Are you really willing to be separated from the realm of sin and death, to give your life-force to God without reservation? Are you really? Prove it. If you are a Christian surely you have from time to time felt the desire to prove it. Well, prove it. Undertake the same sort of self-denial the Nazirite did and do so for the same reason. Are you willing to offer to the Lord your life in some way that others in our world – others perhaps among your Christian friends, even your family – will certainly find over-zealous, fanatical, akin to refusing to attend the funeral of your mother or father. Are you really willing? Prove it. And if you aren’t really willing to take such steps – such steps as the godly have taken before you through the ages of Christian devotion – why not?

President Jimmy Carter once reminisced about his interview with Admiral Hyman Rickover, the founder of the nuclear navy. Carter as you remember was a navy officer before his political life. Rickover used to interview every officer, from ensign on up – who had volunteered and been approved to serve on a nuclear submarine. This interview was the stuff of navy legend, a terrifying hour or two that those who suffered through it would talk about in hushed tones for the rest of their lives. Those who had gone through the ordeal recommended that a young man choose a few subjects he knew a lot about and be prepared to talk to the Admiral about those. Carter chose renaissance art, naval gunnery, and a few others. But after an hour he found himself in a cold sweat. The Admiral knew more about all of those subjects that he ever would. As the interview wound down, with Carter wondering what sort of impression he had made, Admiral Rickover asked him a question.

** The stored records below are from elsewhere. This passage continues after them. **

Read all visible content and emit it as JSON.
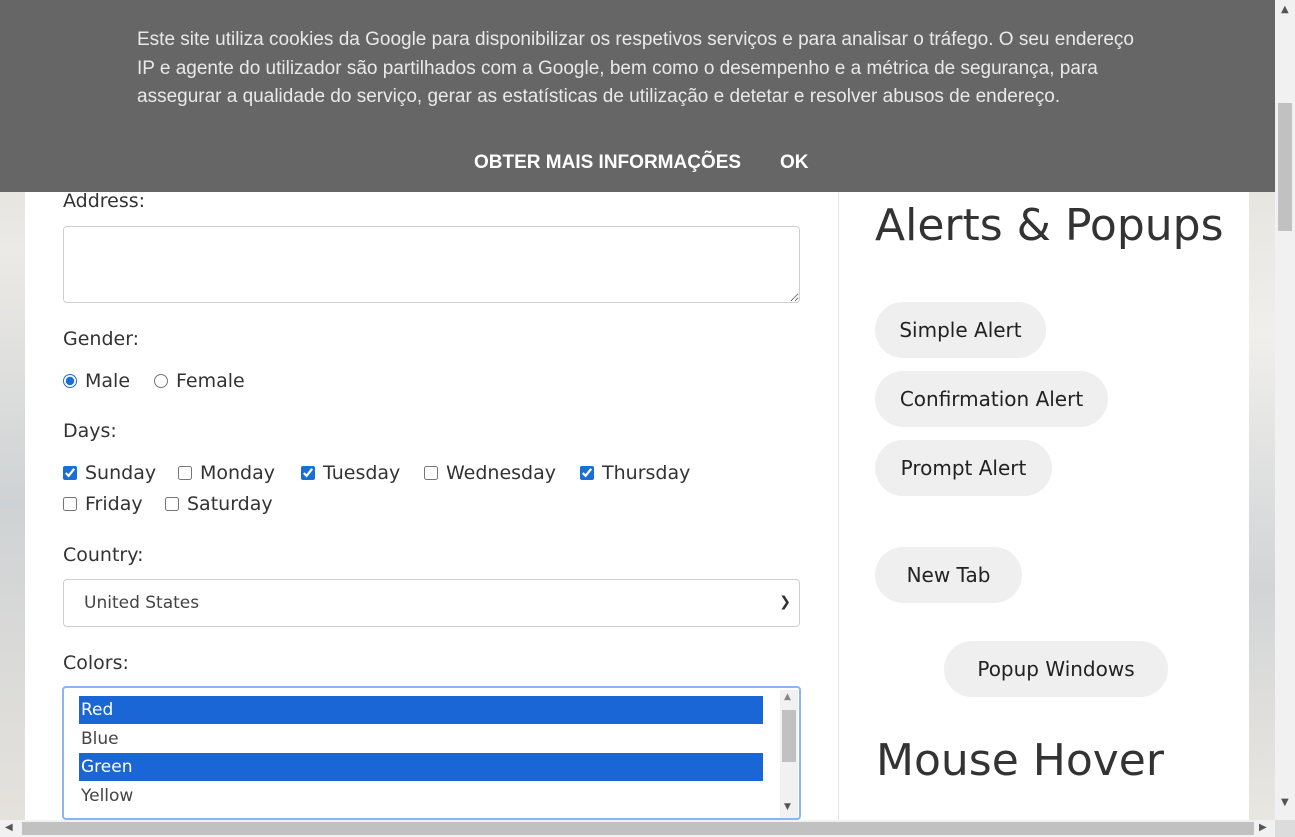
{
  "form": {
    "address_label": "Address:",
    "address_value": "",
    "gender_label": "Gender:",
    "gender_options": [
      {
        "label": "Male",
        "checked": true
      },
      {
        "label": "Female",
        "checked": false
      }
    ],
    "days_label": "Days:",
    "days": [
      {
        "label": "Sunday",
        "checked": true
      },
      {
        "label": "Monday",
        "checked": false
      },
      {
        "label": "Tuesday",
        "checked": true
      },
      {
        "label": "Wednesday",
        "checked": false
      },
      {
        "label": "Thursday",
        "checked": true
      },
      {
        "label": "Friday",
        "checked": false
      },
      {
        "label": "Saturday",
        "checked": false
      }
    ],
    "country_label": "Country:",
    "country_value": "United States",
    "colors_label": "Colors:",
    "colors": [
      {
        "label": "Red",
        "selected": true
      },
      {
        "label": "Blue",
        "selected": false
      },
      {
        "label": "Green",
        "selected": true
      },
      {
        "label": "Yellow",
        "selected": false
      }
    ]
  },
  "sidebar": {
    "alerts_heading": "Alerts & Popups",
    "buttons": {
      "simple_alert": "Simple Alert",
      "confirmation_alert": "Confirmation Alert",
      "prompt_alert": "Prompt Alert",
      "new_tab": "New Tab",
      "popup_windows": "Popup Windows"
    },
    "mouse_hover_heading": "Mouse Hover"
  },
  "cookie_banner": {
    "message": "Este site utiliza cookies da Google para disponibilizar os respetivos serviços e para analisar o tráfego. O seu endereço IP e agente do utilizador são partilhados com a Google, bem como o desempenho e a métrica de segurança, para assegurar a qualidade do serviço, gerar as estatísticas de utilização e detetar e resolver abusos de endereço.",
    "more_info": "OBTER MAIS INFORMAÇÕES",
    "ok": "OK"
  },
  "colors": {
    "banner_bg": "#666666",
    "selection": "#1a66d6",
    "pill_bg": "#efefef"
  }
}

“Where did you stand in your graduating class at the Academy?” “Sir,” came the reply, “Proudly I finished 56th out of a class of 820.” Then another question: “Did you do your best?” Carter was about to say, “Yes, Sir, I did!” But caught himself, thought that presumptuous, and said instead, “Well sir, sometimes I did and sometimes I did not.” “So,” Admiral Rickover replied, “You are saying that you did not do your best.” “Well, yes sir; I guess that is right.”

As he swiveled his chair, signaling that the interview was over, Rickover asked, “Why not?”

Let no one take our crown in the proclamation of the grace of God, but let no one speak more forcefully either of the duty and the obligation of a Christian man or woman to be all he or she can be and should be for his or for her God and Savior. There is a sacrifice to be made, there is a goal to be sought with might and main, there is to be a determination that no one and nothing can weaken or cause to flag. There are things in our lives that need to be rooted out. There are things in our lives that need to be put in and we are to let nothing stand in the way. We love God because he first loved us. We boast in nothing but the cross of our Lord Jesus Christ. But, we will, come what may, put on holiness in the fear of the Lord; we will not be deterred from growing up as high in godliness as we can by God’s grace and our own concentrated effort. And one principal way in which this is done, in which this has always been done, is to take steps to put that godliness into practice in ways that matter, to embody it in specific commitments before the Lord.

A vow is a promise you do not have to make; but once you have made it you must keep it. Serious Christians know that; you must keep your vows. And yet serious Christians make those vows and those commitments anyway because they know that this is a biblically approved, a divinely ordered way of taking great steps forward and upward in everything that is pleasing to God.